(Items listed in a dataset)
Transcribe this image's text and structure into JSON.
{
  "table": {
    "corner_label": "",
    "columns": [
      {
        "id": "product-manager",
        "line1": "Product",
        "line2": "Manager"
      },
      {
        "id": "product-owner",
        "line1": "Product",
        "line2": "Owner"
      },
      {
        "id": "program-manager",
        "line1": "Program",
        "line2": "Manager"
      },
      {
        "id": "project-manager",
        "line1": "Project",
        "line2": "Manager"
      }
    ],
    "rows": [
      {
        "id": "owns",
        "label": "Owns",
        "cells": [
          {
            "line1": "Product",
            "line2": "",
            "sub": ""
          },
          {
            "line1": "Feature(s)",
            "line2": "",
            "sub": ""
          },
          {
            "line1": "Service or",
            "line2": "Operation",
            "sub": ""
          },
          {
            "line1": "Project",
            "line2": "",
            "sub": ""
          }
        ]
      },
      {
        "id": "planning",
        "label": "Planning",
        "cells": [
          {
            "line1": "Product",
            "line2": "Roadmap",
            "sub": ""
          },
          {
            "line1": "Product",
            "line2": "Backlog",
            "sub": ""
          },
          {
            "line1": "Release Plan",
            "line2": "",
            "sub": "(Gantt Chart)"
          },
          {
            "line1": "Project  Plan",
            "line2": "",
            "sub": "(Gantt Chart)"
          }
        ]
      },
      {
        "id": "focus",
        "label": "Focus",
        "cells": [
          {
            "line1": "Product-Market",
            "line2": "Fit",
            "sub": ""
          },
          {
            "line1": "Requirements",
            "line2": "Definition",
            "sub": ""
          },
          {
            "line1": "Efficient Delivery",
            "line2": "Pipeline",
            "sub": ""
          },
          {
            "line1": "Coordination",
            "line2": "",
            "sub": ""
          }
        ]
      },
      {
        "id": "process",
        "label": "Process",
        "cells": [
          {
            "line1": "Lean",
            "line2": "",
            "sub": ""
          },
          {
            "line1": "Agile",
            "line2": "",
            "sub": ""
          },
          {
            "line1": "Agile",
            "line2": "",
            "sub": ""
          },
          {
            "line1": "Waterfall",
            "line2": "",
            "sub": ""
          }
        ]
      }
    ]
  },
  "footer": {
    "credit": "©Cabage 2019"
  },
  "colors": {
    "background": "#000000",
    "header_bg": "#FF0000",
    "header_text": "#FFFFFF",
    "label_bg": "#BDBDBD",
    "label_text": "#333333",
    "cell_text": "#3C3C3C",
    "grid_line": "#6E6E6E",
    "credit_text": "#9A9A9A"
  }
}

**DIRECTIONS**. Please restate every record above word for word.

**RESULT OF THE EXERCISE**.
Transcribe this image's text and structure into JSON.
{
  "table": {
    "corner_label": "",
    "columns": [
      {
        "id": "product-manager",
        "line1": "Product",
        "line2": "Manager"
      },
      {
        "id": "product-owner",
        "line1": "Product",
        "line2": "Owner"
      },
      {
        "id": "program-manager",
        "line1": "Program",
        "line2": "Manager"
      },
      {
        "id": "project-manager",
        "line1": "Project",
        "line2": "Manager"
      }
    ],
    "rows": [
      {
        "id": "owns",
        "label": "Owns",
        "cells": [
          {
            "line1": "Product",
            "line2": "",
            "sub": ""
          },
          {
            "line1": "Feature(s)",
            "line2": "",
            "sub": ""
          },
          {
            "line1": "Service or",
            "line2": "Operation",
            "sub": ""
          },
          {
            "line1": "Project",
            "line2": "",
            "sub": ""
          }
        ]
      },
      {
        "id": "planning",
        "label": "Planning",
        "cells": [
          {
            "line1": "Product",
            "line2": "Roadmap",
            "sub": ""
          },
          {
            "line1": "Product",
            "line2": "Backlog",
            "sub": ""
          },
          {
            "line1": "Release Plan",
            "line2": "",
            "sub": "(Gantt Chart)"
          },
          {
            "line1": "Project  Plan",
            "line2": "",
            "sub": "(Gantt Chart)"
          }
        ]
      },
      {
        "id": "focus",
        "label": "Focus",
        "cells": [
          {
            "line1": "Product-Market",
            "line2": "Fit",
            "sub": ""
          },
          {
            "line1": "Requirements",
            "line2": "Definition",
            "sub": ""
          },
          {
            "line1": "Efficient Delivery",
            "line2": "Pipeline",
            "sub": ""
          },
          {
            "line1": "Coordination",
            "line2": "",
            "sub": ""
          }
        ]
      },
      {
        "id": "process",
        "label": "Process",
        "cells": [
          {
            "line1": "Lean",
            "line2": "",
            "sub": ""
          },
          {
            "line1": "Agile",
            "line2": "",
            "sub": ""
          },
          {
            "line1": "Agile",
            "line2": "",
            "sub": ""
          },
          {
            "line1": "Waterfall",
            "line2": "",
            "sub": ""
          }
        ]
      }
    ]
  },
  "footer": {
    "credit": "©Cabage 2019"
  },
  "colors": {
    "background": "#000000",
    "header_bg": "#FF0000",
    "header_text": "#FFFFFF",
    "label_bg": "#BDBDBD",
    "label_text": "#333333",
    "cell_text": "#3C3C3C",
    "grid_line": "#6E6E6E",
    "credit_text": "#9A9A9A"
  }
}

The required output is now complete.